### Task directions
The task calls for each line of the records below in which the word "title" appears.

### Items from an interface collection
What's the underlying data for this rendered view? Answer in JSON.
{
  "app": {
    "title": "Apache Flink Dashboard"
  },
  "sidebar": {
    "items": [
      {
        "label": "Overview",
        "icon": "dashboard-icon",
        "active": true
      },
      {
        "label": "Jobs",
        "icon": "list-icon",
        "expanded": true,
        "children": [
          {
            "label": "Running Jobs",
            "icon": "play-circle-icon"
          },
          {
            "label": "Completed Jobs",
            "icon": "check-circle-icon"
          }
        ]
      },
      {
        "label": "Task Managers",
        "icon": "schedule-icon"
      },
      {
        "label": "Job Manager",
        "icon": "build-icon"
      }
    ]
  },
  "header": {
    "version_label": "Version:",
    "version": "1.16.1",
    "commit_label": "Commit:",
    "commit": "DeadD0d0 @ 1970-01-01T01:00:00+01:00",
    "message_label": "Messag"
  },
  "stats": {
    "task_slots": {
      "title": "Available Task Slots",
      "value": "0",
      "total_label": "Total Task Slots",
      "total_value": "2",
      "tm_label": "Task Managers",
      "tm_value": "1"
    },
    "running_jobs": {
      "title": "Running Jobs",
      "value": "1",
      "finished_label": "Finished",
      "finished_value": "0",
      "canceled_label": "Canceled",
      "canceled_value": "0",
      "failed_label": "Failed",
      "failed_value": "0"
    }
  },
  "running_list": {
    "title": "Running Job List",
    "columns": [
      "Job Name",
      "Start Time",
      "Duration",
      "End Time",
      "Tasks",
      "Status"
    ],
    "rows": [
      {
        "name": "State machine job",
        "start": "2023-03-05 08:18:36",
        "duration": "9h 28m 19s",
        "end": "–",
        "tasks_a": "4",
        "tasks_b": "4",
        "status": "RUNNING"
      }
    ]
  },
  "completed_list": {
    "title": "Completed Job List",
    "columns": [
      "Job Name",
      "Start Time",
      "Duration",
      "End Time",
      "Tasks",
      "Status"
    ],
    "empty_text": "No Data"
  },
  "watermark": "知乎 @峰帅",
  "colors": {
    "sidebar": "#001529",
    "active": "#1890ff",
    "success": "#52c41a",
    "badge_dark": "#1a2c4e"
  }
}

### Written solution
    "title": "Apache Flink Dashboard"
      "title": "Available Task Slots",
      "title": "Running Jobs",
    "title": "Running Job List",
    "title": "Completed Job List",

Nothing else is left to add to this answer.